Hassocks - Clayton - Ditchling Beacon  - East Chiltington - Ditchling - Keymer - Hassocks
12 miles

This is a beautiful walk and takes in: woods that will soon be carpeted in bluebells, meadow land on the downs, 3 windmills, 3 ancient churches, at least 3 pubs and some very beautiful, unspoilt villages.  We started at hassocks and wound our way through Butchers Wood up to Clayton. The view of the windmills from the churchyard at Clayton can be taken in from a perfectly sited bench, which ranks as our "bench of the month". The walk soon after encompasses the highest point on the downs, Ditchling Beacon (813 ft). There was no view at all from the top today, as we were blanketed in low, scudding cloud, which reminded us both of hiking on the Yorkshire Moors.
We dropped down at Plumpton and stomped our way through to East Chiltington via Novington Manor. Some of these hidden country houses are just incredible. They really must be seen to be believed. A quick visit to the village headquarters (church) and we were off on a whistle stop tour of Sussex churches via Streat and Ditchling. We were on a bit of a march by then to be back at Hassocks by sunset so we had to fly through Ditchling. The village is very, very picturesque though, with a magnificent Tudor house called "Wings Place" next to the church. Apparently the house was part of the divorce settlement to Anne of Cleves from good old 'enri.

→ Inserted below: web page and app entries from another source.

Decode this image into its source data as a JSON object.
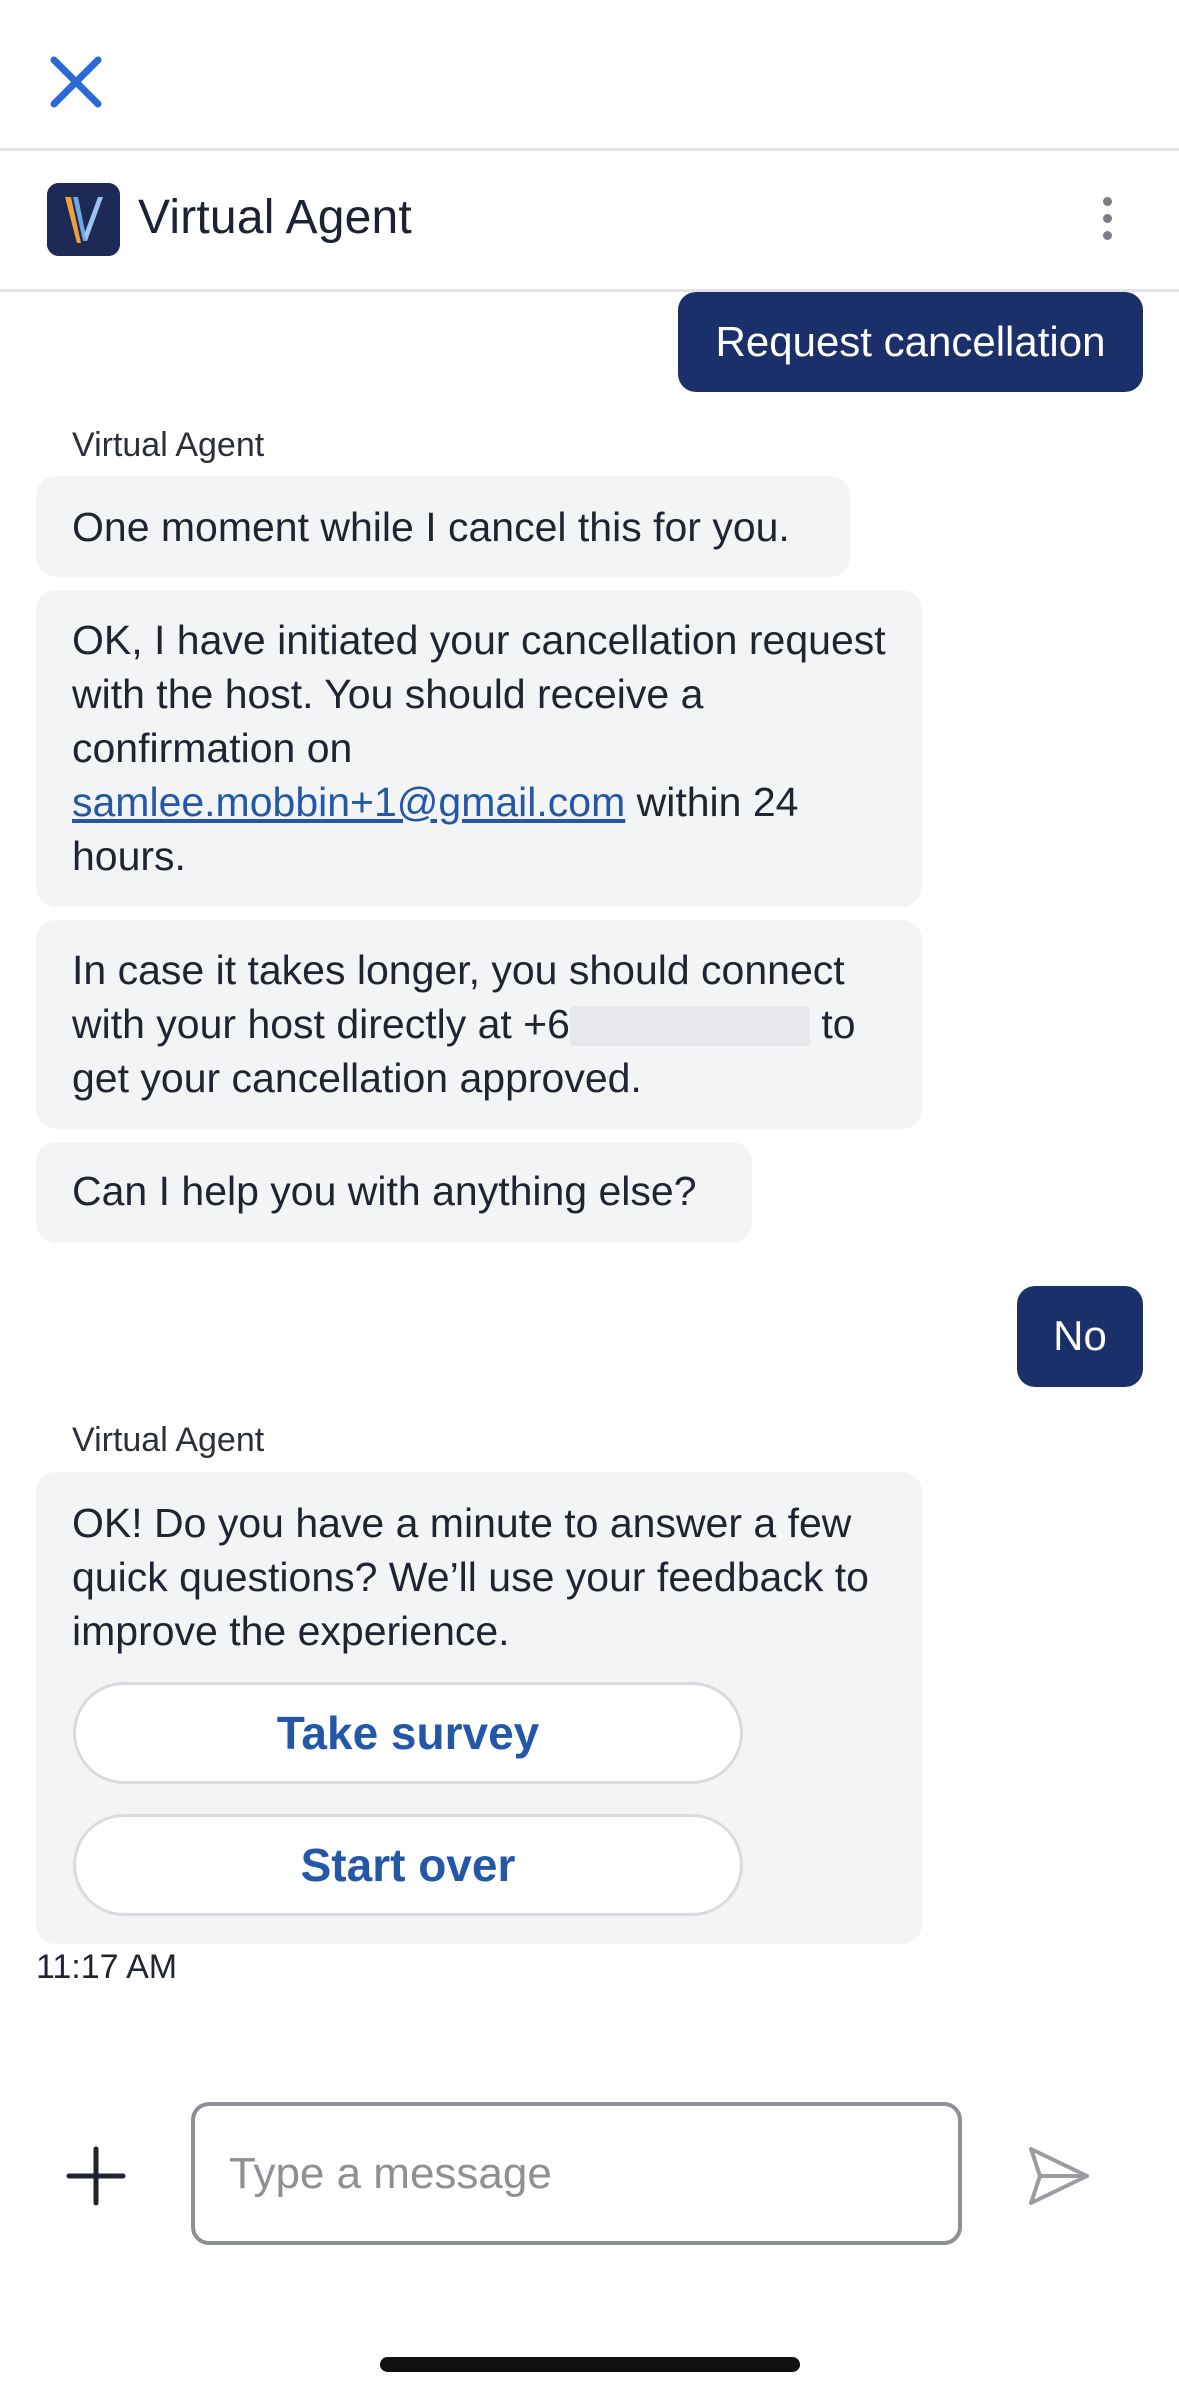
{
  "header": {
    "title": "Virtual Agent"
  },
  "messages": {
    "user_1": "Request cancellation",
    "sender_1": "Virtual Agent",
    "agent_1": "One moment while I cancel this for you.",
    "agent_2_before": "OK, I have initiated your cancellation request with the host. You should receive a confirmation on",
    "agent_2_email": "samlee.mobbin+1@gmail.com",
    "agent_2_after": "within 24 hours.",
    "agent_3_before": "In case it takes longer, you should connect with your host directly at +6",
    "agent_3_after": "to get your cancellation approved.",
    "agent_4": "Can I help you with anything else?",
    "user_2": "No",
    "sender_2": "Virtual Agent",
    "agent_5": "OK! Do you have a minute to answer a few quick questions? We’ll use your feedback to improve the experience.",
    "take_survey": "Take survey",
    "start_over": "Start over",
    "timestamp": "11:17 AM"
  },
  "composer": {
    "placeholder": "Type a message"
  },
  "colors": {
    "user_bubble": "#1b2f6b",
    "agent_bubble": "#f3f4f6",
    "accent": "#2357a8",
    "close_icon": "#2a6ad8"
  },
  "icons": {
    "close": "close-icon",
    "menu": "more-vertical-icon",
    "add": "plus-icon",
    "send": "send-icon"
  }
}
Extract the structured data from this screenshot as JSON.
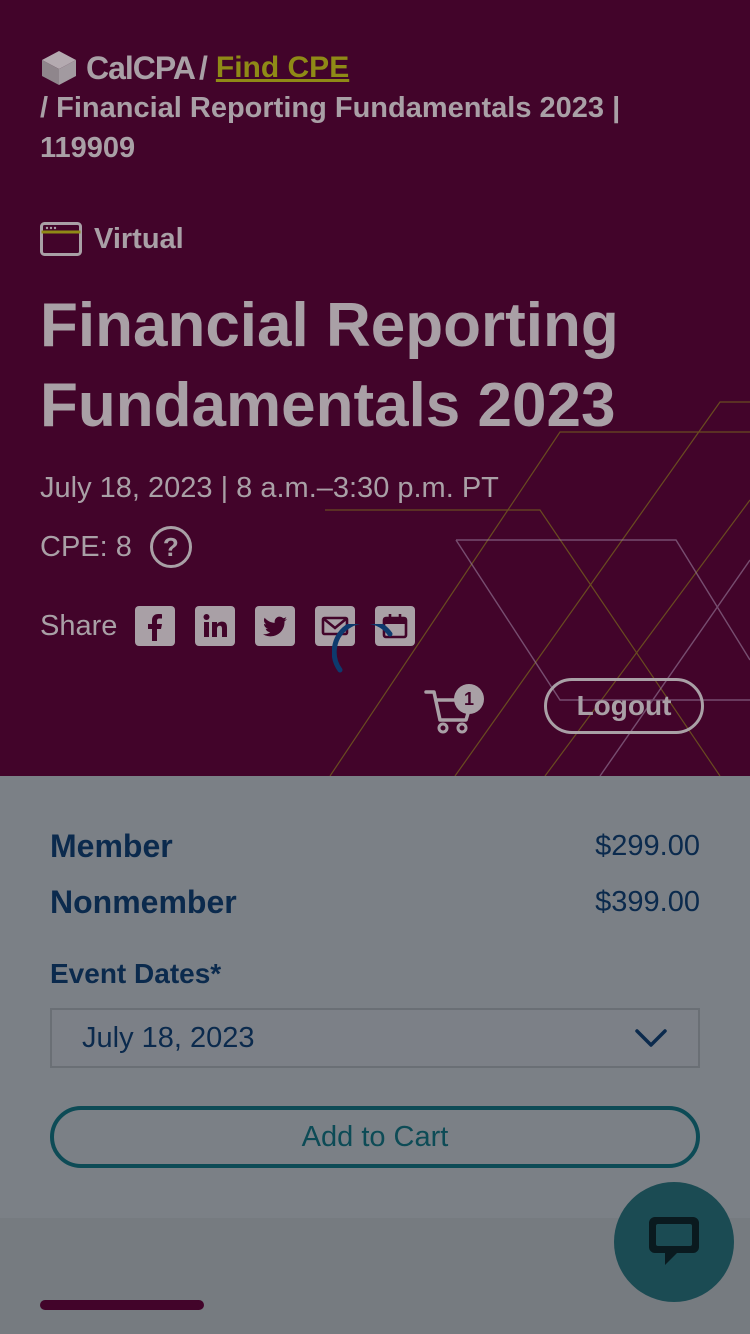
{
  "header": {
    "logo_text": "CalCPA",
    "separator": "/",
    "find_link": "Find CPE",
    "crumb_rest": "/ Financial Reporting Fundamentals 2023 | 119909"
  },
  "event": {
    "format_label": "Virtual",
    "title": "Financial Reporting Fundamentals 2023",
    "date_line": "July 18, 2023 | 8 a.m.–3:30 p.m. PT",
    "cpe_text": "CPE: 8",
    "help_label": "?",
    "share_label": "Share",
    "share_icons": [
      "facebook-icon",
      "linkedin-icon",
      "twitter-icon",
      "email-icon",
      "calendar-icon"
    ]
  },
  "cart": {
    "count": "1"
  },
  "auth": {
    "logout_label": "Logout"
  },
  "pricing": {
    "rows": [
      {
        "name": "Member",
        "price": "$299.00"
      },
      {
        "name": "Nonmember",
        "price": "$399.00"
      }
    ],
    "dates_label": "Event Dates*",
    "selected_date": "July 18, 2023",
    "add_to_cart_label": "Add to Cart"
  },
  "colors": {
    "hero_bg": "#42042a",
    "accent_link": "#8f8a16",
    "text_dark_blue": "#0b2a4d",
    "teal": "#0d4b56",
    "overlay_gray": "#7b8086"
  }
}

The very first part of the walk produced 3 green woodpeckers and 1 great spotted woodpecker

Jack & Jill just above Clayton.
We were lucky to get this view as the cloud soon descended and blocked off all visibility on the downs

A clear patch of weather at one of the dewponds

The view from Ditchling Beacon, the highest point on the downs

The first of many churches, St John the Baptists at Clayton

East Chiltington Church

Streat Church

St Margaret's Church at Ditchling.
The nave is pre 1066 and the south aisle from the 12th century. The church and village are mentioned in the Domesday Book.

Most of the bridges and stiles we used today (of which there were many) were made by the Monday group.
Our thanks and appreciation to them, for all of their hard work.

Some local and friendly, but sadly not indigenous, wildlife